Available data:
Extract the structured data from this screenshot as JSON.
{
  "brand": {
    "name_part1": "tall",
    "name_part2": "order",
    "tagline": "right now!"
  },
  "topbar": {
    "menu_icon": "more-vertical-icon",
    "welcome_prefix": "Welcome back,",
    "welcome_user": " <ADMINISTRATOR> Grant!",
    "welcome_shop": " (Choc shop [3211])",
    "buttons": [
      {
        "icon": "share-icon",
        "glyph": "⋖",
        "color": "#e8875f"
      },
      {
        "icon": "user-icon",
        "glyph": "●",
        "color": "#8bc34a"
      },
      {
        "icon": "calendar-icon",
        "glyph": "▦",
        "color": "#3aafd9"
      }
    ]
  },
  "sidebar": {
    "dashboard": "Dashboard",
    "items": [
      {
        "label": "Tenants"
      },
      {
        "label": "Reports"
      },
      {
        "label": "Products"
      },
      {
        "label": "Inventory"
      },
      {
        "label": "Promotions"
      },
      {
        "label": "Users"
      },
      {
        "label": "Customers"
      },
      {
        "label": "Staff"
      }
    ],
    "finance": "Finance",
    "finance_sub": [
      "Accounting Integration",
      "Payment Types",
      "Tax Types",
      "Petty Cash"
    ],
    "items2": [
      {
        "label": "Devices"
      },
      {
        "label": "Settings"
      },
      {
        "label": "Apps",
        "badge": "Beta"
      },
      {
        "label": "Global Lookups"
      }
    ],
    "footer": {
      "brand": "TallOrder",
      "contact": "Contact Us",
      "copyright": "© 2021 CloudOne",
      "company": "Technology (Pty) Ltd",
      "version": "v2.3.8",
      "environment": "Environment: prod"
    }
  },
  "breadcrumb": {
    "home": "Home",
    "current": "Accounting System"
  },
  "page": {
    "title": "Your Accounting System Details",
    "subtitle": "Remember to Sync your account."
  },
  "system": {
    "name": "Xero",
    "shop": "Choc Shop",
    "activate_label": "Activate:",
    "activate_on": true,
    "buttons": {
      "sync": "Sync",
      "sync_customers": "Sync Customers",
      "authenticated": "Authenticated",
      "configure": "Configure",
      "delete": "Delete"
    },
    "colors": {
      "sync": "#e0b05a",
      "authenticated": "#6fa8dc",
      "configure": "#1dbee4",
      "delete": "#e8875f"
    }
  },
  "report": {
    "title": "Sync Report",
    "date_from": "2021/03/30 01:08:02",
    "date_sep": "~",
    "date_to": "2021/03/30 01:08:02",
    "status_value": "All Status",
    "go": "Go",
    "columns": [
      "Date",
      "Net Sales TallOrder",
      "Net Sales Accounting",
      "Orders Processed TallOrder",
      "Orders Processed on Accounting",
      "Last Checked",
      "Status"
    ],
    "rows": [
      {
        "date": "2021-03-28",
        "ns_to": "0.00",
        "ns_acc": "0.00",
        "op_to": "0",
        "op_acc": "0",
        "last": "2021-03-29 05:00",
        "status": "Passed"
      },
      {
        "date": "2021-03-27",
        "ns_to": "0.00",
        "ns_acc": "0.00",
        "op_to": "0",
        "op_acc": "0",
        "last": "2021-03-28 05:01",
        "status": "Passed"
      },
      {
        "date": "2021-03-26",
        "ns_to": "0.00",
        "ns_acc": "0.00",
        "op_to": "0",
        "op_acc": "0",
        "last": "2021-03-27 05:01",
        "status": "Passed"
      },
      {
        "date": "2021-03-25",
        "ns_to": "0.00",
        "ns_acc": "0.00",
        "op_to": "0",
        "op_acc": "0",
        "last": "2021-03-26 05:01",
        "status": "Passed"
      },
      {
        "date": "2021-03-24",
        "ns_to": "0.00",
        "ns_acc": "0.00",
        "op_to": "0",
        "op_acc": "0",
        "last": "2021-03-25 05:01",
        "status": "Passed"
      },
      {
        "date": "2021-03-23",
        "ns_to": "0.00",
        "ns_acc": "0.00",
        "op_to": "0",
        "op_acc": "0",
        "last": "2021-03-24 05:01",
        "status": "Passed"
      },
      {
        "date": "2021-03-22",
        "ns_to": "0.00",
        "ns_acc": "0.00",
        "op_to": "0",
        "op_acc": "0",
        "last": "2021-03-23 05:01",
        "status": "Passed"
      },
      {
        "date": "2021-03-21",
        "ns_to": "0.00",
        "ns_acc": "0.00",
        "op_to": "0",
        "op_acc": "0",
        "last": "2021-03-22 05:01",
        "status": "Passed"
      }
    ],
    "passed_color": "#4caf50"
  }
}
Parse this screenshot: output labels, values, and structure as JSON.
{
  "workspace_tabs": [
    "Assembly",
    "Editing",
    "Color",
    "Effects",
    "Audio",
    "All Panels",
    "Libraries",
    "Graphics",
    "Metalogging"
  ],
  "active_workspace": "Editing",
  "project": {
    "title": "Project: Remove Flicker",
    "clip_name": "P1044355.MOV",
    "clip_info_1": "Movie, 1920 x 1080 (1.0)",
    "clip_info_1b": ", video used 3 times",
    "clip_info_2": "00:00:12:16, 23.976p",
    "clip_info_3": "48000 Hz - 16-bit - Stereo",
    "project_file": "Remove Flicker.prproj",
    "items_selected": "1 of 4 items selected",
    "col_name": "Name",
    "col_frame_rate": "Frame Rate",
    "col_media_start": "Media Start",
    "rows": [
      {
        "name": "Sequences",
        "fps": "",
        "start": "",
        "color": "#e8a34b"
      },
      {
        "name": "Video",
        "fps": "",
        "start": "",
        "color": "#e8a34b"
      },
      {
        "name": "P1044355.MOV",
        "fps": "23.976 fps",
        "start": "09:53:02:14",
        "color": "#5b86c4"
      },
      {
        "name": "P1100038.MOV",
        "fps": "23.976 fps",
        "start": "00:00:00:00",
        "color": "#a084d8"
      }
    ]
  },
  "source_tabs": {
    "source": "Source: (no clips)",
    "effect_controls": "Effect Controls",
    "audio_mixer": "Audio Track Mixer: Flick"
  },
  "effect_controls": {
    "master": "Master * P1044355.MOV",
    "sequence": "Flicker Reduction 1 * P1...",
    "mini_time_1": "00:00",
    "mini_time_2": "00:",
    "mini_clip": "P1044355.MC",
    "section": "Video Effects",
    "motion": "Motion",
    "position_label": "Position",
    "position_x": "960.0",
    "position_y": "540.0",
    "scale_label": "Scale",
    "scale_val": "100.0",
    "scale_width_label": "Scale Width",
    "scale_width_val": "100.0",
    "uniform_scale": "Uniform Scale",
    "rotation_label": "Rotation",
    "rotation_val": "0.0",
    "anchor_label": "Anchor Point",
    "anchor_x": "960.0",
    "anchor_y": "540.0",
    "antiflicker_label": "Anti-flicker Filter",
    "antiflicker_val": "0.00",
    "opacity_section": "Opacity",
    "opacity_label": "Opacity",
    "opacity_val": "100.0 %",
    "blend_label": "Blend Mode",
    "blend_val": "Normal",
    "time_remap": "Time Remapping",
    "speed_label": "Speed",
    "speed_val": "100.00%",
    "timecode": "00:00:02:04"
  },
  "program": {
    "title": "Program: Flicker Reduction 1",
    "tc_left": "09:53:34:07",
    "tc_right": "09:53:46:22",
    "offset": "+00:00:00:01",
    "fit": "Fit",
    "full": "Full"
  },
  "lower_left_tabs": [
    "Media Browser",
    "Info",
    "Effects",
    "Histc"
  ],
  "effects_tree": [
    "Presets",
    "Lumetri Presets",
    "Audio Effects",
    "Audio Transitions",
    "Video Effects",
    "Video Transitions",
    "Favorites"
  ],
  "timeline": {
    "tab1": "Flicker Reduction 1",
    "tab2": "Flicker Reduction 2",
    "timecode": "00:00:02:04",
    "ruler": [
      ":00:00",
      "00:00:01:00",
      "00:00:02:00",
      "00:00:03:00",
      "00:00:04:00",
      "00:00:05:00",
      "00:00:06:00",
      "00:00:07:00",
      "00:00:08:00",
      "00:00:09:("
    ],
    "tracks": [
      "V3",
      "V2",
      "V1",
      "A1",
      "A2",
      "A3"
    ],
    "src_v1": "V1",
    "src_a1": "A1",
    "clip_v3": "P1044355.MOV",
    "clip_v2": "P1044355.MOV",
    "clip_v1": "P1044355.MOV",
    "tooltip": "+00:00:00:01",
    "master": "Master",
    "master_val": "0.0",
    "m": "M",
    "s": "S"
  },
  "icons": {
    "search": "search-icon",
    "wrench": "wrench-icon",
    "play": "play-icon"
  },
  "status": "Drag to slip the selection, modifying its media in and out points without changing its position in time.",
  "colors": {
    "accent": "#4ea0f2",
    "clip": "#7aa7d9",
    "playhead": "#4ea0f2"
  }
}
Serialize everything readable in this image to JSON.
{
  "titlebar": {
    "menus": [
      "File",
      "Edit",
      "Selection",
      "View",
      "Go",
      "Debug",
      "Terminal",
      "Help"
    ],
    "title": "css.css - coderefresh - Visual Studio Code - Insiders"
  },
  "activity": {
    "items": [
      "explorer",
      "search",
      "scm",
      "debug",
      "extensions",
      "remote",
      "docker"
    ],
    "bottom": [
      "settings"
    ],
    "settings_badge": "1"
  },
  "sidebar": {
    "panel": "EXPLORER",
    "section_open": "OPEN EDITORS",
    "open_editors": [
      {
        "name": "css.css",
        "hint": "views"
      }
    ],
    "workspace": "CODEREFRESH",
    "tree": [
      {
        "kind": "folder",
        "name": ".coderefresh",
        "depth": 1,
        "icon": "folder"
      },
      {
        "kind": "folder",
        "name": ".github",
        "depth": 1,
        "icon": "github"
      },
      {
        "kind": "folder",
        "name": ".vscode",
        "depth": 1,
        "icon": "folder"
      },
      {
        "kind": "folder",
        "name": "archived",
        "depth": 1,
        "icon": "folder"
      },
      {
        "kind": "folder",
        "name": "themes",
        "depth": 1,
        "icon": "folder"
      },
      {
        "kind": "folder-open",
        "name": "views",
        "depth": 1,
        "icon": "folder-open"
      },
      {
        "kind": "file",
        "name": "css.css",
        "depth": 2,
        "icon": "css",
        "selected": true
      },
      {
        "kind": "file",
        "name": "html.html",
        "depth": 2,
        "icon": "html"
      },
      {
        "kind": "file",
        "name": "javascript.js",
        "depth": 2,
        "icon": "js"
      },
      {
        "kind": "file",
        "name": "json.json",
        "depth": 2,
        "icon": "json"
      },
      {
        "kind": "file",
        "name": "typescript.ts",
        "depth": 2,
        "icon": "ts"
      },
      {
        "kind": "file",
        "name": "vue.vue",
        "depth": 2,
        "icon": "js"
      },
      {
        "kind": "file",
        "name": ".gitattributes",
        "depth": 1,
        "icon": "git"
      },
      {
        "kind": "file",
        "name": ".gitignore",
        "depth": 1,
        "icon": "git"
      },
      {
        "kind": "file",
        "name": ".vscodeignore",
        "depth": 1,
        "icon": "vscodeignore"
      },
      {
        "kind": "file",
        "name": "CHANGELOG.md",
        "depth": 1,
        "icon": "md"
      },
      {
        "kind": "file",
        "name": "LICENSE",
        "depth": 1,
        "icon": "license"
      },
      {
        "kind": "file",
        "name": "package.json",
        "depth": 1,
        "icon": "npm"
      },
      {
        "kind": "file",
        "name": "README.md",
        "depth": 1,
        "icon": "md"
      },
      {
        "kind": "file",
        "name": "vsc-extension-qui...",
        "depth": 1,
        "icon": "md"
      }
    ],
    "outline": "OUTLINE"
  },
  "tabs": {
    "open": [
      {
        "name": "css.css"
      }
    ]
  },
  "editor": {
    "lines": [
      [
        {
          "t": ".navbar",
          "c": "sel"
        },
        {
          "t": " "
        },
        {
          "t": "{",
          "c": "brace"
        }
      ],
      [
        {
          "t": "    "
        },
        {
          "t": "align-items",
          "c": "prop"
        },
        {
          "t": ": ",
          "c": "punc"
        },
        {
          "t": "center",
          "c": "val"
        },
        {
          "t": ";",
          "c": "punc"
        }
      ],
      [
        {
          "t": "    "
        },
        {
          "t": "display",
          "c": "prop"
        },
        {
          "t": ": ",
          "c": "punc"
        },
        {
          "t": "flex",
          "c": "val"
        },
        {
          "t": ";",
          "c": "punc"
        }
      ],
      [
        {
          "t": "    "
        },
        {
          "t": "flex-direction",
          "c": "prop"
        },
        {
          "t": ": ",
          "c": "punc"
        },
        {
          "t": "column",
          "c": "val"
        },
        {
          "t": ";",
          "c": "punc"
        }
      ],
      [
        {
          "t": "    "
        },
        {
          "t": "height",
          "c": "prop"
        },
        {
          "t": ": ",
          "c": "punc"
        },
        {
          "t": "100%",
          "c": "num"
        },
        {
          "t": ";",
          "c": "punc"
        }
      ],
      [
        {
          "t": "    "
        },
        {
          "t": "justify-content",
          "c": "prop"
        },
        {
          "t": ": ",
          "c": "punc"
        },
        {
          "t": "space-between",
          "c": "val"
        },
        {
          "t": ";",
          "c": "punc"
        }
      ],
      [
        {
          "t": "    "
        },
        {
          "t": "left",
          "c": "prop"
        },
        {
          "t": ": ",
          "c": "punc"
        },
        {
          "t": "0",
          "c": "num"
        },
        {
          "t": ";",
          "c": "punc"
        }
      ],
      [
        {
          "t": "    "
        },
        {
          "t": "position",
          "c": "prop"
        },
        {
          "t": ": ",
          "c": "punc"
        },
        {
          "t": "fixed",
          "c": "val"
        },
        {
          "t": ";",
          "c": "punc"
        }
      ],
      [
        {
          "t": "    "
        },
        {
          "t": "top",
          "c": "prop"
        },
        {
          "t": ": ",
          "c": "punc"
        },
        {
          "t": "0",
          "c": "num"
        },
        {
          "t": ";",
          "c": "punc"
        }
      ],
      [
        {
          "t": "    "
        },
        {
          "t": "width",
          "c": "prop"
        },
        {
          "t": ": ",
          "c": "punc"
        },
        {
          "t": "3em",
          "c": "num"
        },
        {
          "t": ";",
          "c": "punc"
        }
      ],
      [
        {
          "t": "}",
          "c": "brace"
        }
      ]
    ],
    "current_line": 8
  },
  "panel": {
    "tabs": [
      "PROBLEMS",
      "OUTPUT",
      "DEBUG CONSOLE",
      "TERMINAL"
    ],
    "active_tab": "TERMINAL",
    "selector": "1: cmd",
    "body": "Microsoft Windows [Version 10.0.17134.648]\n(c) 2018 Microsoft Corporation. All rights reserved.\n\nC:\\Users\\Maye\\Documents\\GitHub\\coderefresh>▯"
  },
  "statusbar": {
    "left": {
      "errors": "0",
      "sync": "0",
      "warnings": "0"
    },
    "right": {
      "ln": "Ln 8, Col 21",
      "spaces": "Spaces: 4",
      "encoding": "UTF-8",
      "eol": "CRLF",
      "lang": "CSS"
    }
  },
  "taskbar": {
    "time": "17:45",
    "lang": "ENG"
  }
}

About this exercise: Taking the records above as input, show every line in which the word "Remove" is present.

Task solution:
    "title": "Project: Remove Flicker",
    "project_file": "Remove Flicker.prproj",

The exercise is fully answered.